The biggest of the transcontinental railroads, Union Pacific, is also surging ahead. Union Pacific’s share price rose from $108 on June 5, 2012 to $158 on May 22 of this year. Union Pacific’s revenue is rolling to success as well; for the 12 months ending March 31, 2013, Union Pacific reported revenue of $21.1 billion compared to $13.4 billion in the fiscal year 2009.
Yet Union Pacific and Kansas City Southern definitely are not flukes. The Canadian National Railway, which operates lines between Ontario and British Columbia on the West Coast, reported revenue of $9.9 billion for the fiscal year 2012, compared to revenue of $6.6 billion for the fiscal year 2009. Canadian Pacific Railway, which also operates lines between Ontario and British Columbia, reported revenue of $5.8 billion for the 12 months ending March 31, 2013 compared to $4.3 billion in the fiscal year 2009.
Are railroad stocks too high
All of the railroads that touch the Pacific are sharing in the boom. It’s no fluke; revenue on the rails is up. The question we have to ask is, does revenue and the other performance figures justify the current railroad share prices?
It looks like some railroad stocks, especially Canadian Pacific, Union Pacific, and Kansas City Southern, have entered overvalued country. These once under-appreciated shares seem to be becoming too popular. That might be happening because more conservative players, such as retirement investors and anti-gold-bugs, are reentering the stock market.
It might also be happening because of all the publicity Uncle Warren got when he bought Burlington Northern Santa Fe. Buffett’s action showed investors that there was a lot of value to be had on the rails. Whatever the reason, it is pushing rail stocks up to unrealistic prices.
Some rail stocks should be sold
There are some rail stocks that should be sold off right now because they’re about to take a plunge. Union Pacific, Kansas City Southern, and Canadian Pacific are all overvalued right now. Kansas City Southern, and Canadian Pacific are trading at P/E ratios in the high 30s as compared to the industry average of ~18.
That being said, the Canadian National might be a buy because it hasn’t been inflated to the level that the others have. It has higher revenue than both Canadian Pacific and Kansas City Southern, yet it is selling for less based on the P/E ratio of 17.3.
Some buys in railroads
Canadian National shows that there are still undervalued rail stocks out there. Another is Norfolk Southern, which is trading at around $78 a share.
Norfolk Southern was also the only major US railroad that reported a drop in revenue in the first quarter. Revenue was approximately $11 billion for the 12 months ending March 31, 2013, compared to $11.2 billion in the year-ago period. Yet the Norfolk Southern did report some positive figures and it also increased its dividend by 18% in the last year.

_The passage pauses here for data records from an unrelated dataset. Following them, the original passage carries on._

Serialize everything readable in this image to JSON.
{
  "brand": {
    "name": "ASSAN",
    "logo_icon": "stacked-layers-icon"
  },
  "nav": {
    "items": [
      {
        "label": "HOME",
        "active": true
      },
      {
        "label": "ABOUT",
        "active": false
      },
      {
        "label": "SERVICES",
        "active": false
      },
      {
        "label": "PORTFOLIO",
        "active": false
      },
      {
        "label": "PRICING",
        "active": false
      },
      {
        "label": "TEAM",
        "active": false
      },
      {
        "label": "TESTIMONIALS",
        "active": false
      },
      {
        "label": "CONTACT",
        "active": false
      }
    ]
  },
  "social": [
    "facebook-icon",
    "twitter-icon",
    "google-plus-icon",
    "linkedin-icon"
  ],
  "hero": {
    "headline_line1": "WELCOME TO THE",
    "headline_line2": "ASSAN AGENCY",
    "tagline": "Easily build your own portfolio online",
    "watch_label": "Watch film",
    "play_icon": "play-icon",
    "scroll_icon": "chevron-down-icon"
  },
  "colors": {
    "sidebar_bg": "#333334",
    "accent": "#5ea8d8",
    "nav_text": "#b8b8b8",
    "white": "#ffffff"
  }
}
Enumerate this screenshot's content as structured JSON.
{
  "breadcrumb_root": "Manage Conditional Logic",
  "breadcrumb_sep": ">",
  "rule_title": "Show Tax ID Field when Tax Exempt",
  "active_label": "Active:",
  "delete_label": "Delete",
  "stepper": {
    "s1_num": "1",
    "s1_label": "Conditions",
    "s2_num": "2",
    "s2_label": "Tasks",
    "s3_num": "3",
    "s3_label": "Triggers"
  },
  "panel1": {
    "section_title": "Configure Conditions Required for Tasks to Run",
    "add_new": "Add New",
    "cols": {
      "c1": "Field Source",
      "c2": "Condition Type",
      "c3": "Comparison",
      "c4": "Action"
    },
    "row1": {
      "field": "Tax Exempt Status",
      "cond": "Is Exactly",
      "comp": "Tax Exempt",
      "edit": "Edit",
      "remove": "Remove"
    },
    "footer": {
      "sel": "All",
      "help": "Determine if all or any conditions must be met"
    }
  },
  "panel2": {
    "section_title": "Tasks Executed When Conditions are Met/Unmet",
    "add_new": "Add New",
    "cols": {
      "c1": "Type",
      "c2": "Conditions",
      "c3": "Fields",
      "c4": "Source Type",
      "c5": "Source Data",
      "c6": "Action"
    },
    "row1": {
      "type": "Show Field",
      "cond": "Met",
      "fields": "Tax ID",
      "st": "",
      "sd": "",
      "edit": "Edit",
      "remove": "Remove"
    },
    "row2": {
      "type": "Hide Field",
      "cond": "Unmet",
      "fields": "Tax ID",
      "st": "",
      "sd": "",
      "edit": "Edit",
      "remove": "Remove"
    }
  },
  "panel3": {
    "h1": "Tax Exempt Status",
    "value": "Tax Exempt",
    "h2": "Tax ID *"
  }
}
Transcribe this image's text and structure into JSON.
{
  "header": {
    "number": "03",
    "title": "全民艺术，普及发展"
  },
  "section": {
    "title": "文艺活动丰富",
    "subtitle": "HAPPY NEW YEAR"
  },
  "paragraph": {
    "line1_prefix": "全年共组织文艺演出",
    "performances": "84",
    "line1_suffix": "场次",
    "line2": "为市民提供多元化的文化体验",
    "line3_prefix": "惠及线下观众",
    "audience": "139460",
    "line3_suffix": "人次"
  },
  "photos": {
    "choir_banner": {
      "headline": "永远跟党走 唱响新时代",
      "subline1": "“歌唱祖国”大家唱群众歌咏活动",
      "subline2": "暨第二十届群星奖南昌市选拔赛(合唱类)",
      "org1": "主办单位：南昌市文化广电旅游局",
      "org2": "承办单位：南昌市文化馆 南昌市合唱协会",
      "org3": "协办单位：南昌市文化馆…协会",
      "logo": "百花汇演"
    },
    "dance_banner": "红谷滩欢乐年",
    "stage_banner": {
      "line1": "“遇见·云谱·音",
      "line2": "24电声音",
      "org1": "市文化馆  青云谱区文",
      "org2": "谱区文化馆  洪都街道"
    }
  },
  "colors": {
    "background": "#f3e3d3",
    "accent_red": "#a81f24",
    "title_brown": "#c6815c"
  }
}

Most notably, Norfolk Southern's intermodal revenue climbed 9% to $575 million as volumes increased by ~10% compared with first-quarter 2012. The company also repurchased 0.5 million shares in the first quarter and has plans to buyback up to an additional 50 million shares in the next four years.
This is after the company has already retired 129 million shares at a total cost of almost $8 billion since 2006. The amount of cash flow the company has produced and is expected to produce is very evident from the these share-buyback plans.
Delivering a mixed load
The railroad sector is definitely worth a look now even though some of the bigger players are overpriced. Norfolk Southern and Canadian National demonstrate that there are still bargains on the rails.
The performance of Union Pacific and Kansas City Southern shows us that there’s still a lot of room for growth in the rail sector. Even though they’re among the oldest of blue chips, railroads have to be regarded as growth stocks right now.
Definitely consider adding a railroad to your portfolio at this point, but be careful. Some of the major railways are now overvalued and may not deliver the same performance next year.